As the Amazon review says, "it takes a world of confidence to name your debut novel The Great Stink," but that's just what Clare Clark did. Clark's novel is set in the sewers of Victorian England as it follows the lives of William May, who has been hired to overhaul the decrepit system, and Long Arm Tom, who makes his living scavenging in the filth. According to a recent New York Times review, Clark is quite explicit in her descriptions of the vile sewer, but "Clark's triumph is that she makes us see and smell everything we politely pretend not to, and she even manages to give the miasma its own kind of beauty." The book has been shortlisted for the British Crime Writers' Association John Creasey Memorial Dagger Award for first time authors. You can read an excerpt here.Rachel Cusk's Booker longlister In the Fold comes out in a few days. Despite the Booker nod, reviews have been mixed.
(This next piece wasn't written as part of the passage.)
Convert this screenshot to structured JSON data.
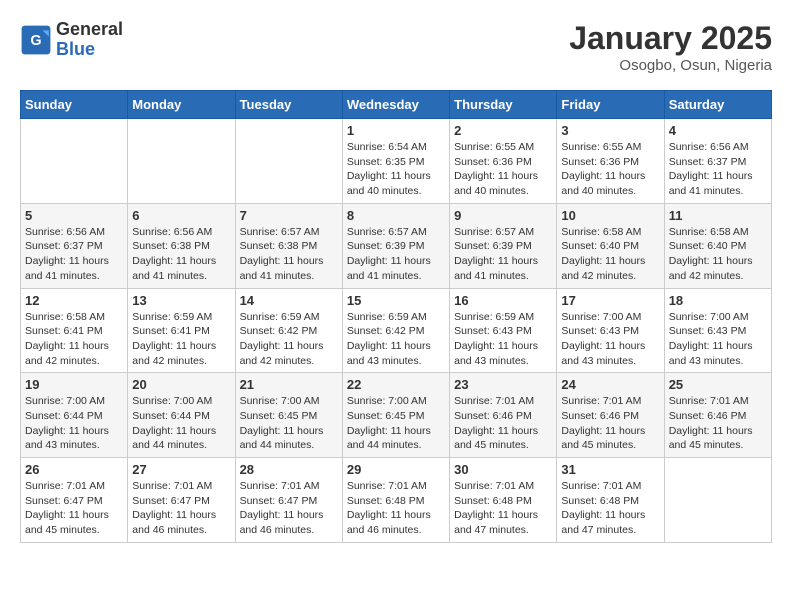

Says Louise France the Guardian: "Cusk has a knack for scene-setting and handles certain setpieces with an unflinching eye for anything pretentious or fake; but throughout the novel, tediously little happens," a sentiment echoed in the Independent: "at the novel's heart there's not very much going on." An excerpt is available for those who'd like to see for themselves.The Village Voice compares the twin protagonists of Marcy Dermansky's Twins to those of the Sweet Valley High books, but Dermansky's twins "have acquired a fearsome host of modern ills: pill habits, self-injury, bulimia, a penchant for juggling." Twins is getting good reviews on lots of blogs, as well, including at Collected Miscellany where Kevin describes it as "oddly compelling." And Dermansky herself recently recommended a book at Moorish Girl. If you want to know more, Dermansky's got her own Web site, and an excerpt of the book is available as well.
Remember Karen Russell whose story "Haunting Olivia" appeared in the 2005 Debut Fiction issue of the New Yorker when she was 23? Her first collection of stories, St. Lucy's Home for Girls Raised by Wolves is now out. NPR has another of her stories on its Web site, "Ava Wrestles the Alligator."
● ● ●
I know this is old news, but I thought I'd give my brief thoughts on the stories from the New Yorker debut fiction issue. I wasn't bowled over any of the stories, but I was most impressed by Umwem Alpem's "Ex-Mas Feast," not so much for writerly virtuosity as for the glimpse of the exotic the story provides. Perhaps because so many short stories seem to be set in the suburbs, I am always drawn to stories set in faraway places. I was somewhat less impressed by Karen Russell's "Haunting Olivia," which I thought would have been a more successful story if it had been half as long. I did, however, enjoy how Russell injected a bit of the surreal into her story. I was also dutifully shocked upon discovering that she is only 23 years old, even though I should know that the New Yorker loves to find these fiction savants. Least interesting of all to me was Justin Tussing's "The Laser Age," which, at first glance, I thought was going to be a story of the twisted not to distant future, but instead was just another mismatched boy-meets-girl tale.